Ethan Mollick, a professor at the Wharton business school, Tweets about a paper that causally links student loan debt with declining entrepreneurship in America (including in high-growth, high-tech activities).
Student loan debt kills entrepreneurship. Getting 10k in debt versus being debt-free:
*Lowers the chance of launching a startup by 7%
*Drops the amount of money the startup makes by 42%
*Especially hits tech and fast-growing startups
*Makes the impact of business failure worse pic.twitter.com/aDB05B1n6c
— Ethan Mollick (@emollick) January 17, 2019
By exploiting two “exogenous shocks” to the student loan system (public policy changes that were made independently of the system), the authors demonstrate that student loan debt not only causes individuals to start fewer businesses (especially in the high-tech, high-growth segments), but when they do, they are (a) less likely to be successful, and (b) experience greater hardship from business failures (which are themselves already more because of student loan debt).
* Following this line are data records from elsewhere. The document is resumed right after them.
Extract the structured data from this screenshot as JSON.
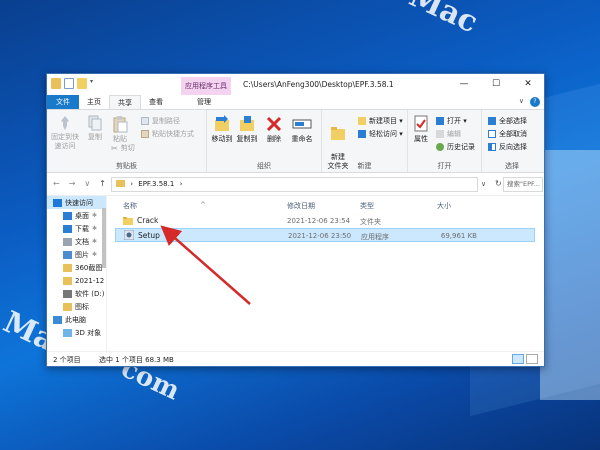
{
  "watermarks": [
    "Mac",
    "Mac",
    "com"
  ],
  "titlebar": {
    "context_tab": "应用程序工具",
    "path": "C:\\Users\\AnFeng300\\Desktop\\EPF.3.58.1",
    "minimize": "—",
    "maximize": "☐",
    "close": "✕"
  },
  "tabs": {
    "file": "文件",
    "home": "主页",
    "share": "共享",
    "view": "查看",
    "manage": "管理",
    "collapse": "∨",
    "help": "?"
  },
  "ribbon": {
    "clipboard": {
      "pin_label": "固定到快速访问",
      "copy_label": "复制",
      "paste_label": "粘贴",
      "copy_path": "复制路径",
      "paste_shortcut": "粘贴快捷方式",
      "cut": "剪切",
      "group": "剪贴板"
    },
    "organize": {
      "move_to": "移动到",
      "copy_to": "复制到",
      "delete": "删除",
      "rename": "重命名",
      "group": "组织"
    },
    "new": {
      "new_folder": "新建\n文件夹",
      "new_item": "新建项目 ▾",
      "easy_access": "轻松访问 ▾",
      "group": "新建"
    },
    "open": {
      "properties": "属性",
      "open": "打开 ▾",
      "edit": "编辑",
      "history": "历史记录",
      "group": "打开"
    },
    "select": {
      "select_all": "全部选择",
      "select_none": "全部取消",
      "invert": "反向选择",
      "group": "选择"
    }
  },
  "address": {
    "back": "←",
    "forward": "→",
    "recent": "∨",
    "up": "↑",
    "sep1": "›",
    "path": "EPF.3.58.1",
    "sep2": "›",
    "dropdown": "∨",
    "refresh": "↻",
    "search_placeholder": "搜索\"EPF..."
  },
  "nav": [
    {
      "label": "快速访问",
      "color": "#1e78d7"
    },
    {
      "label": "桌面",
      "color": "#2a7fd4"
    },
    {
      "label": "下载",
      "color": "#2a7fd4"
    },
    {
      "label": "文档",
      "color": "#9aa4b0"
    },
    {
      "label": "图片",
      "color": "#4a8ccf"
    },
    {
      "label": "360截图",
      "color": "#e8c15a"
    },
    {
      "label": "2021-12",
      "color": "#e8c15a"
    },
    {
      "label": "软件 (D:)",
      "color": "#777777"
    },
    {
      "label": "图标",
      "color": "#e8c15a"
    },
    {
      "label": "此电脑",
      "color": "#3a8ad8"
    },
    {
      "label": "3D 对象",
      "color": "#6fb5e8"
    }
  ],
  "nav_pins": [
    "✱",
    "✱",
    "✱",
    "✱"
  ],
  "columns": {
    "name": "名称",
    "modified": "修改日期",
    "type": "类型",
    "size": "大小",
    "sort": "^"
  },
  "files": [
    {
      "name": "Crack",
      "modified": "2021-12-06 23:54",
      "type": "文件夹",
      "size": "",
      "icon": "folder-icon"
    },
    {
      "name": "Setup",
      "modified": "2021-12-06 23:50",
      "type": "应用程序",
      "size": "69,961 KB",
      "icon": "setup-exe-icon"
    }
  ],
  "status": {
    "count": "2 个项目",
    "selected": "选中 1 个项目  68.3 MB"
  },
  "colors": {
    "accent": "#1979ca",
    "selection": "#cce8ff",
    "arrow": "#d42a2a"
  }
}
These are not exactly the types of conditions that encourage people to start new ventures, particularly when competing in a harsh competitive environment of increasing market power, raising incumbency advantage, and expanding wage opportunities at larger companies (translation: it’s harder to compete, and you have to give up more to do it).
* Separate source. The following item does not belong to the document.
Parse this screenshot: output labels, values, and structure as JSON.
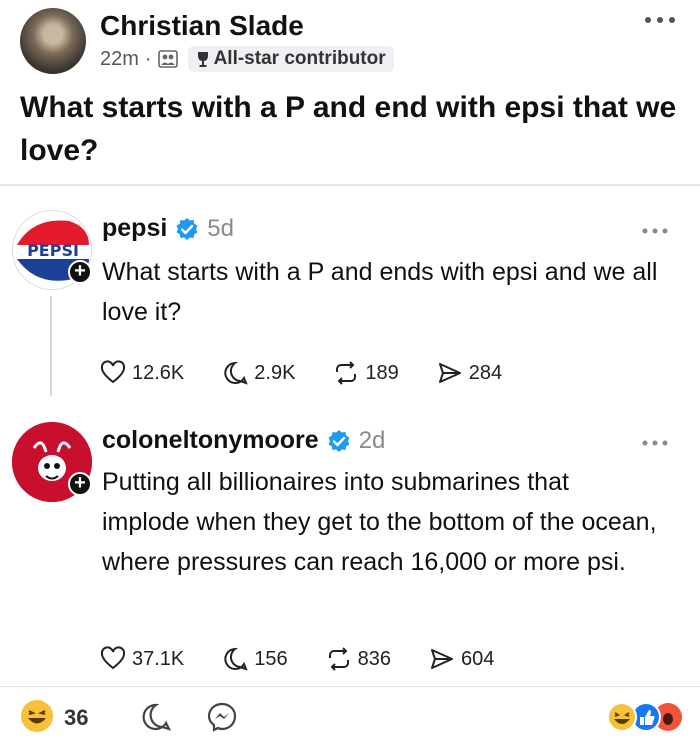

The paper, The Cost of Financing Education: Can Student Debt Hinder Entrepreneurship?, was written by Karthik Krishnan of Northeastern University and Pinshuo Wang of the University of South Florida. It was actually published last May, but I was not aware of it until now. Here’s the abstract:
We find that student debt is negatively related to the propensity to start a firm, particularly larger and more successful ventures. An exogenous change due to the Higher Education Amendments of 1998, which made student debt completely nondischargeable through personal bankruptcy, reduced the likelihood of entrepreneurship by student loan borrowers that were already in four-year college at the time of this regulation. Moreover, an exogenous shock to the level of student debt due to the Higher Education Amendments of 1992 negatively impacts entrepreneurship rates for students already in four-year college at the time of this regulation. Entrepreneurs with more student debt are more likely to fall behind on their student debt payments, and this relation is mitigated when their ventures are successful. Our evidence indicates that student debt inhibits entrepreneurship by exacerbating the effect of negative business outcomes on the individual.
I have been slow to embrace the idea of student loans as a cause of declining entrepreneurship rates, even in spite of the sensibility of the idea and my own personal experience—the established evidence just wan’t there until recently. However, it seems pretty clear by now that we have a big problem on our hands.
America’s policy choices around higher education and how it’s financed are completely broken. The student loan system is one of the most glaring examples of how corrupted the US government has become. It has been in the pocket of big finance and big education for too long—look no further than our very own Secretary of “Education” who wants to harden this unholy alliance. It’s disgusting, really, when you think about how many people’s lives have been ruined by being pushed into high-priced education when they never should have been there in the first place, and then clamping down on the rules that gives them no recourse to correct those bad decisions. The details of these Congressional actions are included in the paper, and in fact it uses them to exploit variations in the data—which suggests these policy actions could be the very cause of the problem!
My moral ranting aside, this is a big problem that needs correcting right away. If student loan debt—an entirely avoidable and unnecessary problem—is driving down entrepreneurship, that’s bad for jobs, bad for incomes, bad for economic growth, and bad for the American dream. I won’t hold my breath for this Congress or this Administration to do anything about it. Maybe the next one will, but I doubt that too.